The second act sound effects are worthy of a dollar store clearance bin, the music cues are derivative, and the jokes involving small children run amok just don’t land. About the only thing that made me laugh here was the mullet-headed asshole, Dylan (played with the requisite ick factor by Adam Weppler), stomping a kid to death before beating a hasty retreat.
It is telling that the most satisfying sequence in She Came from the Woods involves the protracted murder of the guy who directed this movie. And thankfully, Danny’s ill-timed passing draws Sadler’s Gilbert McAlister out of retirement. Alas, even that can’t say this flick from the trap of its tropes.
Anything that can go wrong will go wrong in spectacularly dull fashion (a peace officer’s truck breaks down just as soon as he arrives, kids go missing at the worst possible time, friends are found savaged, surrounded by mason jars full of blood. Again, you can get this level of pseudo-scary at a Spirit Halloween pop-up.

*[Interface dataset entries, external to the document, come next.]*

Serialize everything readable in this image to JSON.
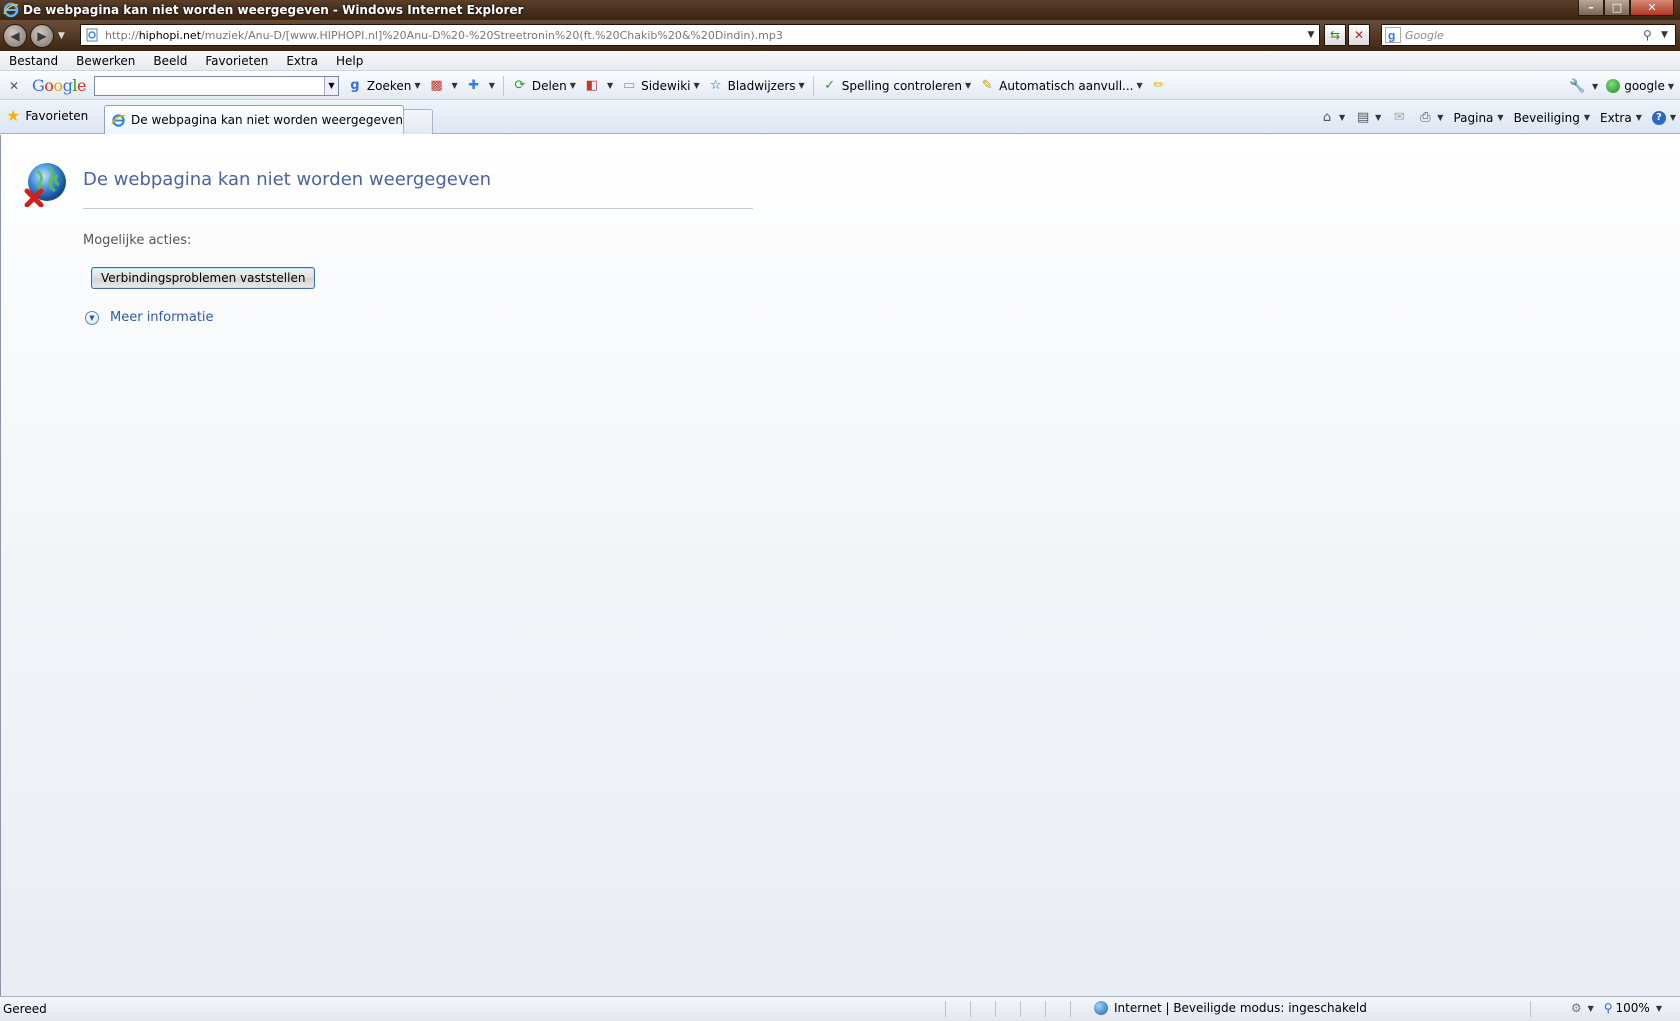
{
  "window": {
    "title": "De webpagina kan niet worden weergegeven - Windows Internet Explorer",
    "min_label": "–",
    "max_label": "□",
    "close_label": "✕"
  },
  "address_bar": {
    "url_host": "hiphopi.net",
    "url_prefix": "http://",
    "url_path": "/muziek/Anu-D/[www.HIPHOPI.nl]%20Anu-D%20-%20Streetronin%20(ft.%20Chakib%20&%20Dindin).mp3"
  },
  "search_box": {
    "placeholder": "Google"
  },
  "menu": [
    "Bestand",
    "Bewerken",
    "Beeld",
    "Favorieten",
    "Extra",
    "Help"
  ],
  "google_toolbar": {
    "zoeken": "Zoeken",
    "delen": "Delen",
    "sidewiki": "Sidewiki",
    "bladwijzers": "Bladwijzers",
    "spelling": "Spelling controleren",
    "autofill": "Automatisch aanvull...",
    "account": "google"
  },
  "tabs": {
    "favorites": "Favorieten",
    "active_tab": "De webpagina kan niet worden weergegeven"
  },
  "command_bar": {
    "pagina": "Pagina",
    "beveiliging": "Beveiliging",
    "extra": "Extra"
  },
  "content": {
    "error_title": "De webpagina kan niet worden weergegeven",
    "actions_label": "Mogelijke acties:",
    "diagnose_button": "Verbindingsproblemen vaststellen",
    "more_info": "Meer informatie"
  },
  "status_bar": {
    "status": "Gereed",
    "zone": "Internet | Beveiligde modus: ingeschakeld",
    "zoom": "100%"
  },
  "colors": {
    "title_bar": "#3a2414",
    "error_title": "#4863a0",
    "link": "#2f5aa8"
  }
}
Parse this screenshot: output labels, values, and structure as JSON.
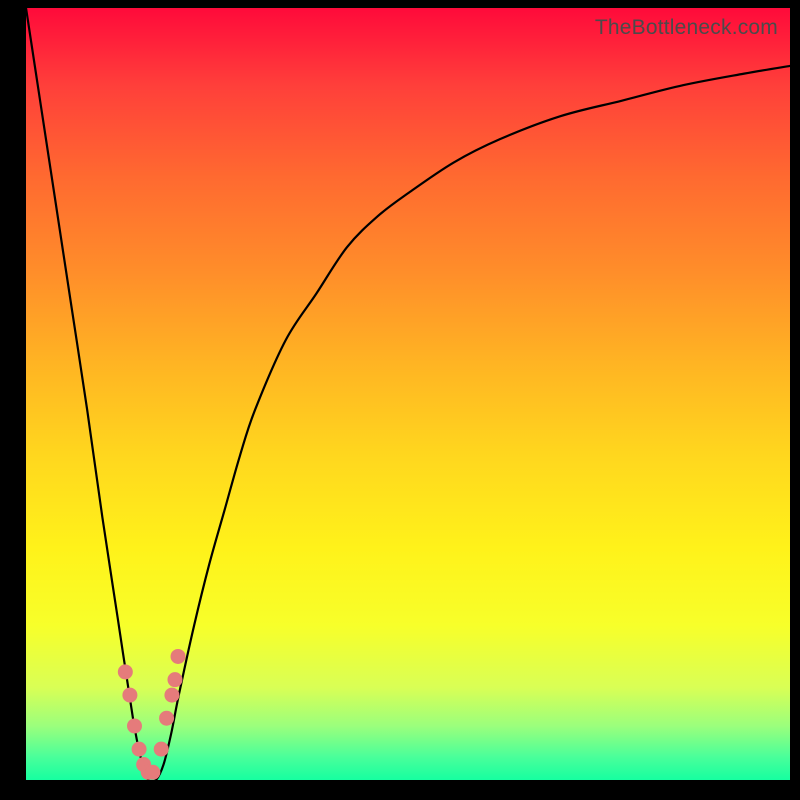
{
  "watermark": {
    "text": "TheBottleneck.com"
  },
  "chart_data": {
    "type": "line",
    "title": "",
    "xlabel": "",
    "ylabel": "",
    "xlim": [
      0,
      100
    ],
    "ylim": [
      0,
      100
    ],
    "grid": false,
    "legend": false,
    "series": [
      {
        "name": "bottleneck-curve",
        "x": [
          0,
          2,
          4,
          6,
          8,
          10,
          12,
          14,
          15,
          16,
          17,
          18,
          19,
          20,
          22,
          24,
          26,
          28,
          30,
          34,
          38,
          42,
          46,
          50,
          56,
          62,
          70,
          78,
          86,
          94,
          100
        ],
        "values": [
          100,
          87,
          74,
          61,
          48,
          34,
          21,
          8,
          3,
          0,
          0,
          2,
          6,
          11,
          20,
          28,
          35,
          42,
          48,
          57,
          63,
          69,
          73,
          76,
          80,
          83,
          86,
          88,
          90,
          91.5,
          92.5
        ]
      }
    ],
    "markers": {
      "name": "highlight-dots",
      "color": "#e57b7b",
      "x": [
        13.0,
        13.6,
        14.2,
        14.8,
        15.4,
        16.0,
        16.6,
        17.7,
        18.4,
        19.1,
        19.5,
        19.9
      ],
      "y": [
        14,
        11,
        7,
        4,
        2,
        1,
        1,
        4,
        8,
        11,
        13,
        16
      ]
    },
    "background": {
      "type": "vertical-gradient",
      "top_color": "#ff0a3a",
      "bottom_color": "#16ffa0"
    }
  }
}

The third act exposition dump (courtesy of the brilliant but underutilized William Sadler) keeps the viewer engaged, but only on the most fundamental level. This is perfectly average made-for-TV moviemaking in action, not that there is anything wrong with that. As many a man with a small dick will surely hear throughout their lives, average is just fine.
As someone who has made a low-budget movie that turned out poorly due to creative oversights, technical setbacks, and the many unfortunate clusterfucks indie filmmakers perpetually encounter, I hate to say an unkind word about someone else’s work. I know how much work and sacrifice goes into making even the worst possible movie. Generally, I do not write negative reviews.
I say all this to stress exactly how much She Came from the Woods put me off. It is worth mentioning that I expressly requested to review this movie after finding out it was a Tubi original, Tubi being my favorite hub for free genre content. I should have known better after their utterly pointless Terror Train reboot and its equally arbitrary sequel. Some things deserve to remain dead—Nurse Agatha, parachute pants, slap bracelets and, yes, the 80s summer camp slasher.
Bob Freville is a writer, producer and director from New York. His LoFi vampire film Hemo was released by Troma. His X-rated bikersploitation novella The Filthy Marauders is available from The Evil Cookie Publishing. He is the writer-producer of the forthcoming Norwegian drug comedy The Scavengers of Stavanger. Look inside his head: @bobfreville